Lipoprotein apheresis, sometimes called LDL apheresis, began at Harefield Hospital in November 2000. The team now treats 23 patients in a dedicated, state-of-the-art unit, one of only three designated centres in the UK.
The unit is located at the top of the main building of the hospital. Treatments take place Monday to Thursday with three to four patients being treated each day.
The unit welcomes patients from all over the UK and has treated people from Suffolk, Devon, Sussex and Kent. There is no designated catchment area, so any patients who fulfil the criteria should be referred to Dr Barbir.

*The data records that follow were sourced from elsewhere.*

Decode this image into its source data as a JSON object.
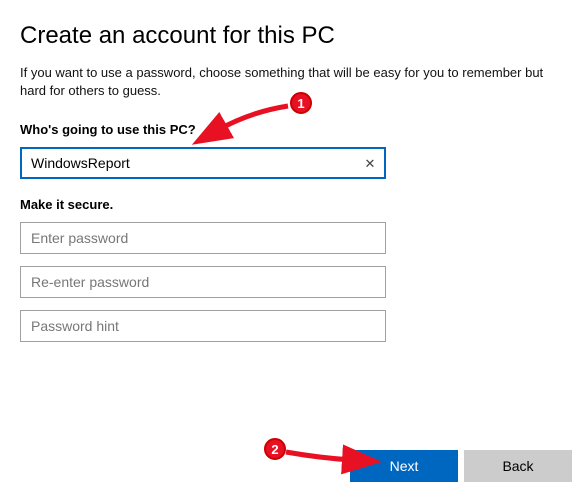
{
  "title": "Create an account for this PC",
  "subtitle": "If you want to use a password, choose something that will be easy for you to remember but hard for others to guess.",
  "section_user": {
    "label": "Who's going to use this PC?",
    "username_value": "WindowsReport"
  },
  "section_secure": {
    "label": "Make it secure.",
    "password_placeholder": "Enter password",
    "reenter_placeholder": "Re-enter password",
    "hint_placeholder": "Password hint"
  },
  "buttons": {
    "next": "Next",
    "back": "Back"
  },
  "annotations": {
    "badge1": "1",
    "badge2": "2"
  }
}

What is lipoprotein apheresis?
Lipoprotein apheresis is a type of dialysis treatment. It is an ‘extracorporeal’ (blood taken outside the body) procedure which removes low-density lipoprotein (LDL) cholesterol from the blood. This is the ‘bad’ cholesterol, high levels of which increases the risk of people developing coronary artery disease (CAD). Lipoprotein apheresis is considered for those patients who, despite the maximum amount of drug treatment and a cholesterol lowering diet, still have a high LDL cholesterol level. Many of the patients who are treated have a genetic disorder of cholesterol metabolism called familial hypercholesterolaemia (FH).

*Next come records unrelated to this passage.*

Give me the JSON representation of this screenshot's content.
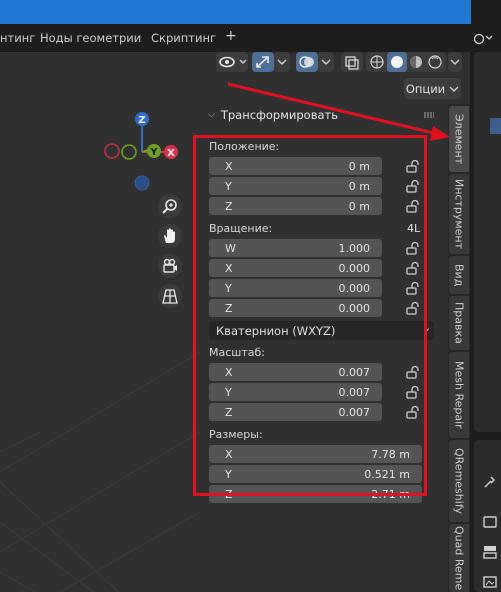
{
  "workspace_tabs": [
    "нтинг",
    "Ноды геометрии",
    "Скриптинг",
    "+"
  ],
  "header": {
    "options_label": "Опции",
    "icons": [
      "eye-icon",
      "gizmo-icon",
      "overlay-icon",
      "xray-icon",
      "shading-wireframe-icon",
      "shading-solid-icon",
      "shading-material-icon",
      "shading-rendered-icon"
    ]
  },
  "navigation": {
    "gizmo_axes": [
      "Z",
      "Y",
      "X"
    ],
    "tools": [
      "zoom-icon",
      "hand-icon",
      "camera-icon",
      "grid-view-icon"
    ]
  },
  "panel": {
    "title": "Трансформировать",
    "location": {
      "label": "Положение:",
      "rows": [
        {
          "axis": "X",
          "value": "0 m"
        },
        {
          "axis": "Y",
          "value": "0 m"
        },
        {
          "axis": "Z",
          "value": "0 m"
        }
      ]
    },
    "rotation": {
      "label": "Вращение:",
      "mode_badge": "4L",
      "rows": [
        {
          "axis": "W",
          "value": "1.000"
        },
        {
          "axis": "X",
          "value": "0.000"
        },
        {
          "axis": "Y",
          "value": "0.000"
        },
        {
          "axis": "Z",
          "value": "0.000"
        }
      ],
      "mode": "Кватернион (WXYZ)"
    },
    "scale": {
      "label": "Масштаб:",
      "rows": [
        {
          "axis": "X",
          "value": "0.007"
        },
        {
          "axis": "Y",
          "value": "0.007"
        },
        {
          "axis": "Z",
          "value": "0.007"
        }
      ]
    },
    "dimensions": {
      "label": "Размеры:",
      "rows": [
        {
          "axis": "X",
          "value": "7.78 m"
        },
        {
          "axis": "Y",
          "value": "0.521 m"
        },
        {
          "axis": "Z",
          "value": "2.71 m"
        }
      ]
    }
  },
  "side_tabs": [
    "Элемент",
    "Инструмент",
    "Вид",
    "Правка",
    "Mesh Repair",
    "QRemeshify",
    "Quad Reme"
  ],
  "colors": {
    "accent": "#1f78d1",
    "annotation": "#e0121f",
    "axis_x": "#d9344a",
    "axis_y": "#6da21f",
    "axis_z": "#2f6fc8"
  }
}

The following patients should be considered for the treatment:
- Homozygote FH patients
- Heterozygote FH patients and patients with other forms of severe hypercholesterolaemia with progressive coronary heart disease and an LDL cholesterol level which remains >5.0mmol/L

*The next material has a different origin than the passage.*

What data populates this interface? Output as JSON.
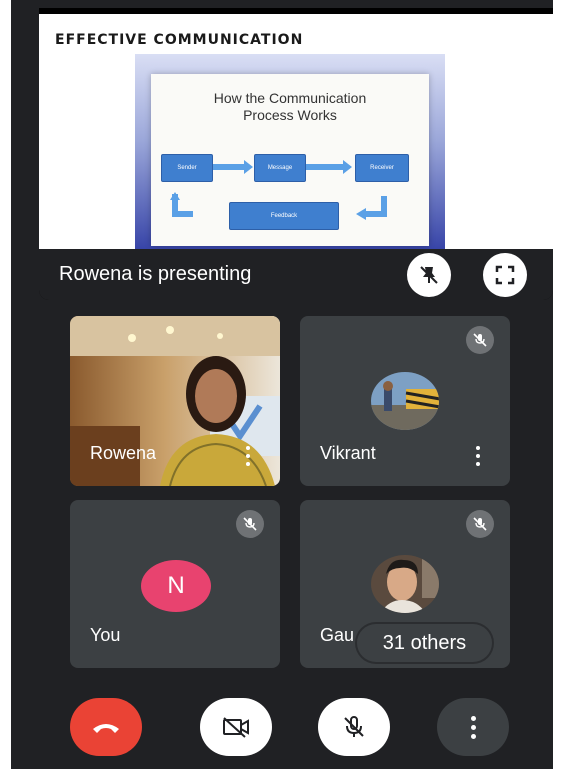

- Patients with Lp(a) levels >600mg/L
How is lipoprotein apheresis performed?
Lipoprotein apheresis circulates a portion of the blood outside the body, passes it through a special adsorber column, which removes the LDL cholesterol and then returns the treated blood back to the patient. It also removes lipoprotein (a) and triglycerides but has only minimal affect on high-density lipoprotein (HDL), the ‘good’ cholesterol. The process is very similar to renal dialysis.
The treatment involves placing two needles (cannulae) into the patient’s veins - one to remove the blood and the other to return the treated blood. It is important that we can obtain sufficient blood flow for the machine to work effectively. Usually the veins in the arms are sufficient. If there are repeated problems with the veins we occasionally suggest formation of a shunt in the arm, similar to those used in patients having renal dialysis.